- ESP8266 heats up, thermal sensors heat up as well. The readings are anything, BUT the ambient air temperature.
- Linear voltage regulator that is used to get 3.3v to power ESP8266 heats up as well. And it is just a few millimeters away from the nearest thermal sensor.
- Deep sleep on ESP8266 doesn’t work as expected.
And it all started so nice… First thing I tried is setting up maximal agressive powersaving for WiFi. Despite drastically reducing power consumption, the board was still a few degrees warmer than it should’ve been. The only thing left was ESP8266 deep sleep mode. Why not?
And that failed. The hardware managed to enter the “deep sleep” mode, and even woke up. But never in the normal mode. It blinked the blue led, but never booted or joined the network. Judging by the red LED – just after waking up it entered the bootloader mode (?).
“Deep sleep” relies on ESP-14s module to be wired correctly (e.g. having pullups on all the bootstrap pins). And it looks like they’ve screwed up this one. (Or decided to make the board a little more ‘cost-effective’ by dropping some resistors).
So I tried some VOODO. Empirically I learned that GPIO0 is wired to the red LED and GPIO2 to the blue led. I desoldered the leds and added the pullups, tried configuring pads as output, nothing helped. It looks like the problem was buried somewhere under ESP-14s cover and (most likely) GPIO15 wiring. Judging by this pic, the only way it would NOT work – it was trying to boot off an SD card.
So for the time being I decided to settle on a maximum wireless powersaving mode. E.g my esphome config looked like this.
wifi: networks: - ssid: SensorTower password: XXXXXXX power_save_mode: HIGH
At this point I got current of about a milliamp from battery, that looked quite decent, when being powered from a 18650 cell.
If someone managed to get deep sleep working on this one, please let me know in the comments 😉
Let’s print a case
For this print I decided to test a combination of PLA+SBS. Pla makes a hard main frame, SBS makes a flex cover that tightly fits with no screws required.
Profit (Where the heck is it?)
The most awesome part of this solution (if not the bugs I wrote above) would have been using a fully off-the-shelf solution, with no need to lay out a board or solder (almost) anything.
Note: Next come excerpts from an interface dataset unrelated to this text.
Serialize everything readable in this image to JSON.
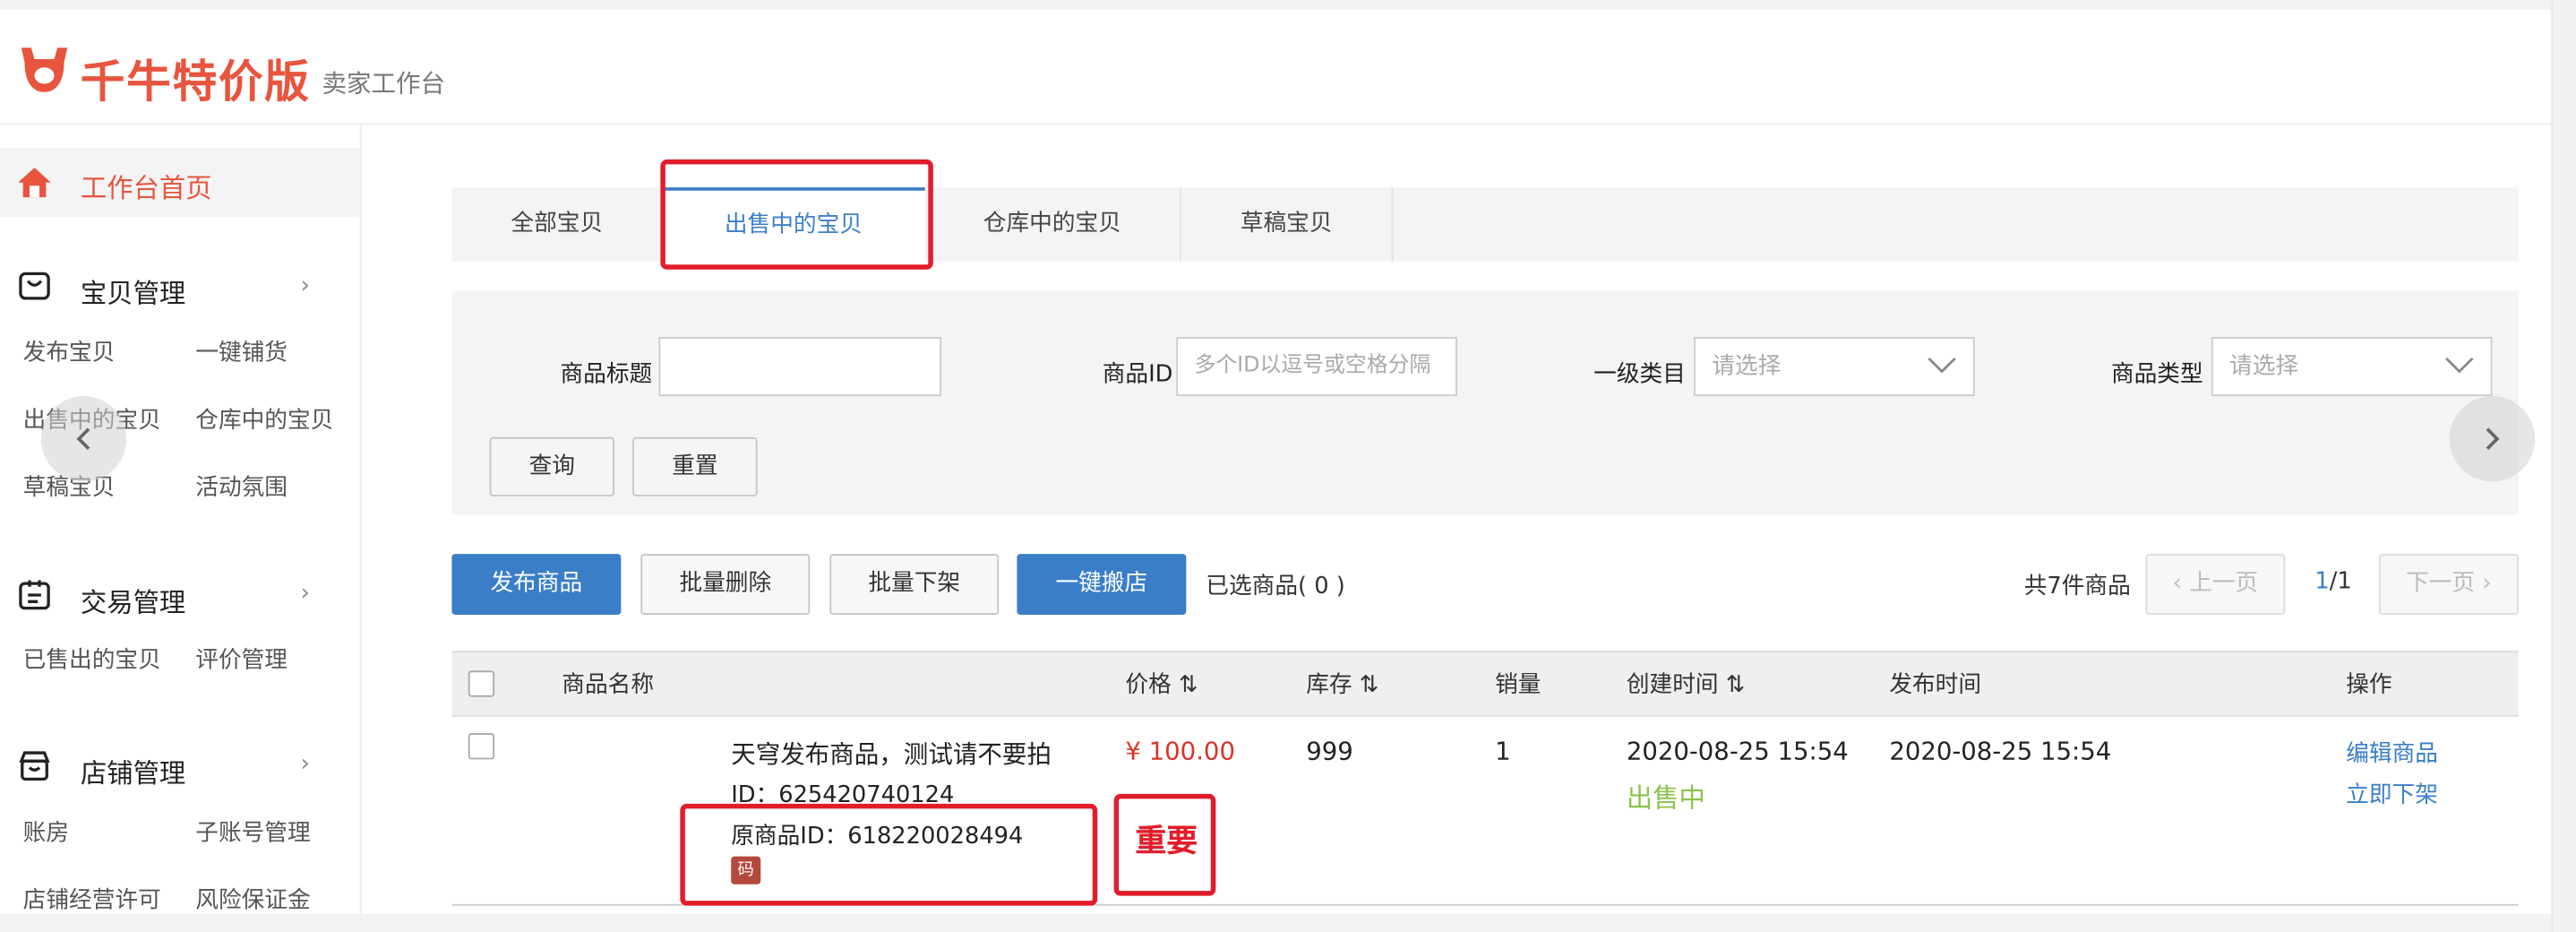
{
  "brand": {
    "name": "千牛特价版",
    "subtitle": "卖家工作台",
    "color": "#e8543e"
  },
  "sidebar": {
    "home": "工作台首页",
    "sections": [
      {
        "title": "宝贝管理",
        "icon": "bag-icon",
        "links": [
          "发布宝贝",
          "一键铺货",
          "出售中的宝贝",
          "仓库中的宝贝",
          "草稿宝贝",
          "活动氛围"
        ]
      },
      {
        "title": "交易管理",
        "icon": "clipboard-icon",
        "links": [
          "已售出的宝贝",
          "评价管理"
        ]
      },
      {
        "title": "店铺管理",
        "icon": "shop-icon",
        "links": [
          "账房",
          "子账号管理",
          "店铺经营许可",
          "风险保证金"
        ]
      }
    ]
  },
  "tabs": [
    "全部宝贝",
    "出售中的宝贝",
    "仓库中的宝贝",
    "草稿宝贝"
  ],
  "active_tab_index": 1,
  "filters": {
    "title_label": "商品标题",
    "title_value": "",
    "id_label": "商品ID",
    "id_placeholder": "多个ID以逗号或空格分隔",
    "category_label": "一级类目",
    "category_placeholder": "请选择",
    "type_label": "商品类型",
    "type_placeholder": "请选择",
    "query_button": "查询",
    "reset_button": "重置"
  },
  "actions": {
    "publish": "发布商品",
    "batch_delete": "批量删除",
    "batch_delist": "批量下架",
    "one_key_move": "一键搬店",
    "selected_label": "已选商品( 0 )"
  },
  "pagination": {
    "total": "共7件商品",
    "prev": "上一页",
    "current": "1",
    "pages": "/1",
    "next": "下一页"
  },
  "table": {
    "headers": {
      "name": "商品名称",
      "price": "价格",
      "stock": "库存",
      "sales": "销量",
      "created": "创建时间",
      "published": "发布时间",
      "ops": "操作"
    },
    "rows": [
      {
        "title": "天穹发布商品，测试请不要拍",
        "id": "ID：625420740124",
        "orig_id": "原商品ID：618220028494",
        "code_badge": "码",
        "price": "¥ 100.00",
        "stock": "999",
        "sales": "1",
        "created": "2020-08-25 15:54",
        "status": "出售中",
        "published": "2020-08-25 15:54",
        "op_edit": "编辑商品",
        "op_delist": "立即下架"
      }
    ]
  },
  "annotation": {
    "important": "重要",
    "color": "#e21d2b"
  },
  "colors": {
    "accent_blue": "#3a7ec8",
    "price_red": "#d9342b",
    "status_green": "#8bc34a"
  }
}
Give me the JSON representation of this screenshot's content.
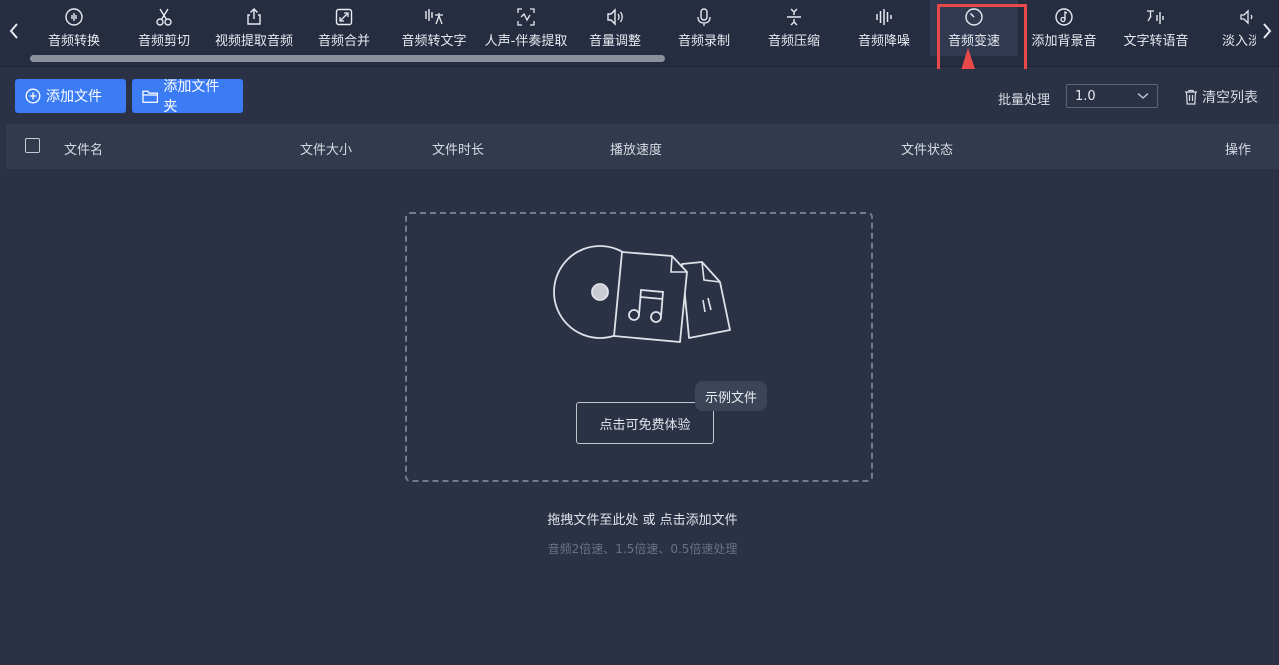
{
  "toolbar": {
    "items": [
      {
        "label": "音频转换",
        "icon": "waveform-circle-icon"
      },
      {
        "label": "音频剪切",
        "icon": "scissors-icon"
      },
      {
        "label": "视频提取音频",
        "icon": "export-icon"
      },
      {
        "label": "音频合并",
        "icon": "merge-icon"
      },
      {
        "label": "音频转文字",
        "icon": "speech-to-text-icon"
      },
      {
        "label": "人声-伴奏提取",
        "icon": "vocal-split-icon"
      },
      {
        "label": "音量调整",
        "icon": "volume-icon"
      },
      {
        "label": "音频录制",
        "icon": "microphone-icon"
      },
      {
        "label": "音频压缩",
        "icon": "compress-icon"
      },
      {
        "label": "音频降噪",
        "icon": "denoise-icon"
      },
      {
        "label": "音频变速",
        "icon": "speedometer-icon",
        "active": true
      },
      {
        "label": "添加背景音",
        "icon": "music-note-circle-icon"
      },
      {
        "label": "文字转语音",
        "icon": "text-to-speech-icon"
      },
      {
        "label": "淡入淡出",
        "icon": "fade-icon"
      }
    ]
  },
  "actions": {
    "add_file": "添加文件",
    "add_folder": "添加文件夹",
    "batch_label": "批量处理",
    "speed_value": "1.0",
    "clear_list": "清空列表"
  },
  "table": {
    "columns": [
      "文件名",
      "文件大小",
      "文件时长",
      "播放速度",
      "文件状态",
      "操作"
    ]
  },
  "dropzone": {
    "try_button": "点击可免费体验",
    "sample_tag": "示例文件",
    "hint": "拖拽文件至此处 或 点击添加文件",
    "subhint": "音频2倍速、1.5倍速、0.5倍速处理"
  },
  "colors": {
    "background": "#2b3246",
    "toolbar": "#262d40",
    "primary": "#3b7cf5",
    "annotation": "#e84a4a"
  }
}
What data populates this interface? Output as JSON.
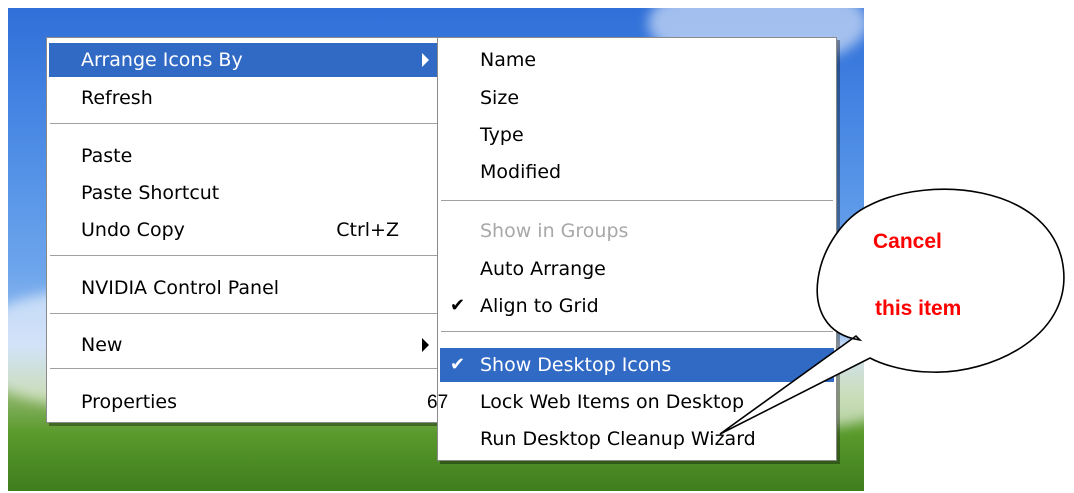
{
  "menus": {
    "main": {
      "arrange_icons_by": "Arrange Icons By",
      "refresh": "Refresh",
      "paste": "Paste",
      "paste_shortcut": "Paste Shortcut",
      "undo_copy": "Undo Copy",
      "undo_copy_shortcut": "Ctrl+Z",
      "nvidia": "NVIDIA Control Panel",
      "new": "New",
      "properties": "Properties"
    },
    "arrange_submenu": {
      "name": "Name",
      "size": "Size",
      "type": "Type",
      "modified": "Modified",
      "show_in_groups": "Show in Groups",
      "auto_arrange": "Auto Arrange",
      "align_to_grid": "Align to Grid",
      "show_desktop_icons": "Show Desktop Icons",
      "lock_web_items": "Lock Web Items on Desktop",
      "run_cleanup": "Run Desktop Cleanup Wizard"
    }
  },
  "check_glyph": "✔",
  "page_number": "67",
  "callout": {
    "line1": "Cancel",
    "line2": "this item",
    "color": "#ff0000"
  },
  "colors": {
    "highlight": "#316ac5",
    "disabled_text": "#a8a8a8"
  }
}
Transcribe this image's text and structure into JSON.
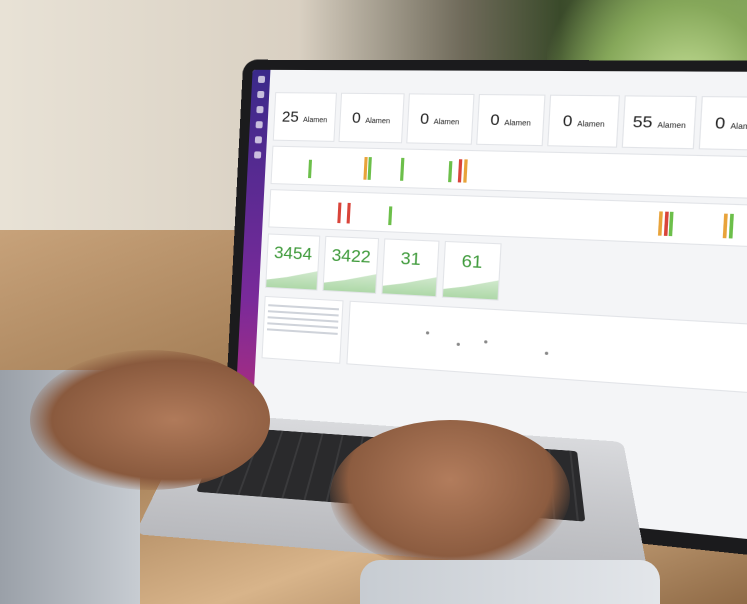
{
  "dashboard": {
    "alarm_unit": "Alamen",
    "alarm_counts": [
      "25",
      "0",
      "0",
      "0",
      "0",
      "55",
      "0"
    ],
    "kpis": [
      "3454",
      "3422",
      "31",
      "61"
    ]
  },
  "colors": {
    "sidebar_top": "#3a2a8a",
    "sidebar_bottom": "#d0306a",
    "kpi_green": "#3e9a3a",
    "alarm_green": "#6cbf4a",
    "alarm_red": "#d9443a",
    "alarm_orange": "#e8a33a"
  }
}
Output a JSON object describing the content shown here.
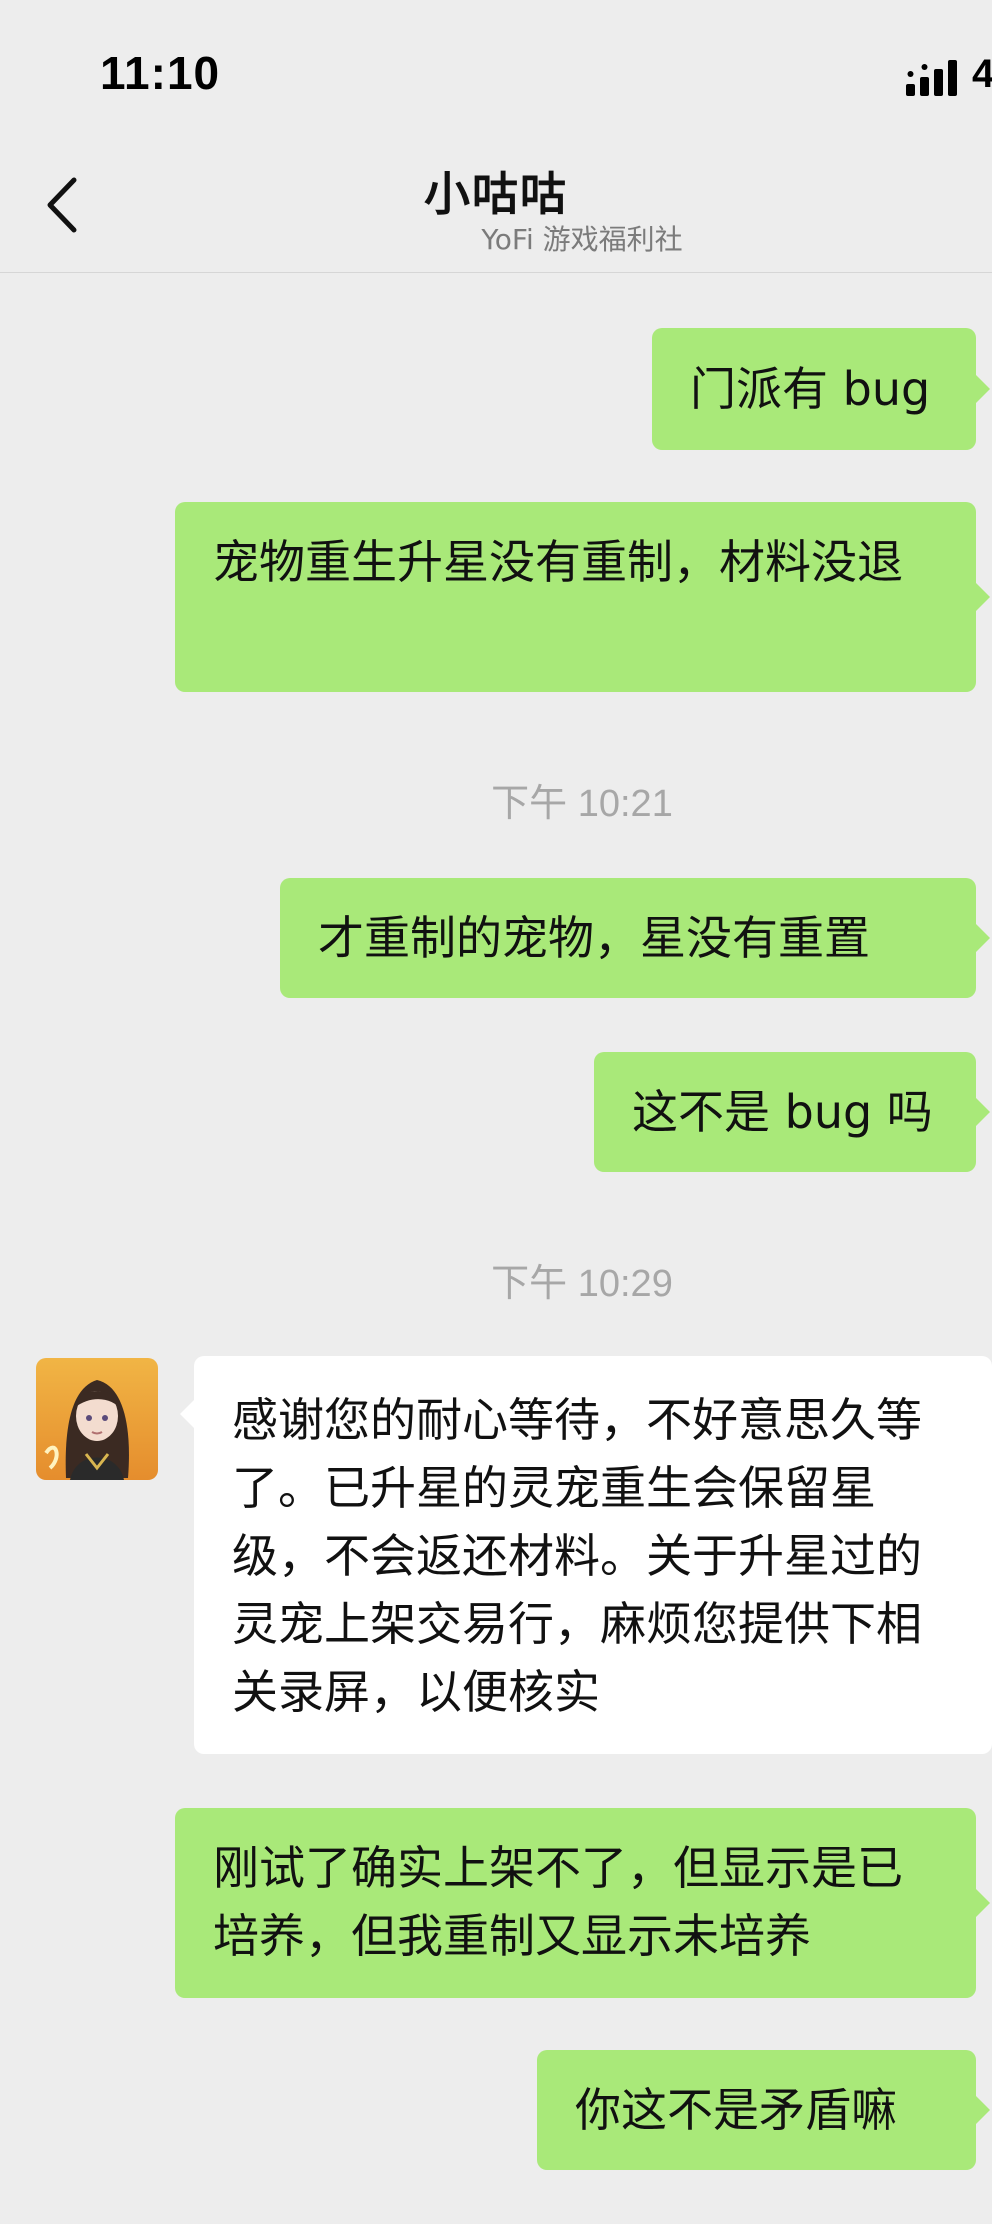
{
  "status_bar": {
    "time": "11:10",
    "network": "4"
  },
  "header": {
    "title": "小咕咕",
    "subtitle": "YoFi 游戏福利社"
  },
  "messages": [
    {
      "side": "sent",
      "text": "门派有 bug"
    },
    {
      "side": "sent",
      "text": "宠物重生升星没有重制，材料没退"
    },
    {
      "type": "timestamp",
      "text": "下午 10:21"
    },
    {
      "side": "sent",
      "text": "才重制的宠物，星没有重置"
    },
    {
      "side": "sent",
      "text": "这不是 bug 吗"
    },
    {
      "type": "timestamp",
      "text": "下午 10:29"
    },
    {
      "side": "received",
      "text": "感谢您的耐心等待，不好意思久等了。已升星的灵宠重生会保留星级，不会返还材料。关于升星过的灵宠上架交易行，麻烦您提供下相关录屏，以便核实"
    },
    {
      "side": "sent",
      "text": "刚试了确实上架不了，但显示是已培养，但我重制又显示未培养"
    },
    {
      "side": "sent",
      "text": "你这不是矛盾嘛"
    }
  ],
  "colors": {
    "background": "#ededed",
    "sent_bubble": "#a9e979",
    "received_bubble": "#ffffff",
    "timestamp": "#a7a7a7"
  }
}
Besides the sensors are small and tricky to solder. And all that for a price comparable with Aqara sensors.
So, there’s the price breakdown
- 11.25$ * N + 2.25$ shipping for N ESP14S dev boards.
- 0.76$ * N for N 18650 enclosures
- 2-3$ – 18650 power cell
- 3d printed case. Cheap if you own a printer.
The bad stuff, well, plenty of it. The biggest showstopper is the deep sleep not properly working and the whole thing heating up like hell. This screws up all temperature readings and kills battery life.
Besides, there’s no way to get battery voltage without heavily modding the PCB.
Finally, the size of this thing. It’s a brick thanks to 18650 cell. I should’ve used a smaller battery, but I had a bunch of 18650 and cases, so I decided to use those.
Looking at aliexpress, I found another ‘great’ solution from that DIYMore:
A board with the most precise sensor will set you back for 4.5 bucks, that’s twice cheaper than Aqara’s sensors. Problem is: No battery, another linear
waterboiler voltage stabilizerm and the esp8266 module covers the air flow to the sensor. Well, at least you can bend it here.
Looks, like I’ll end up laying out my own sensor board “with blackjack & hookers” (c) Bender.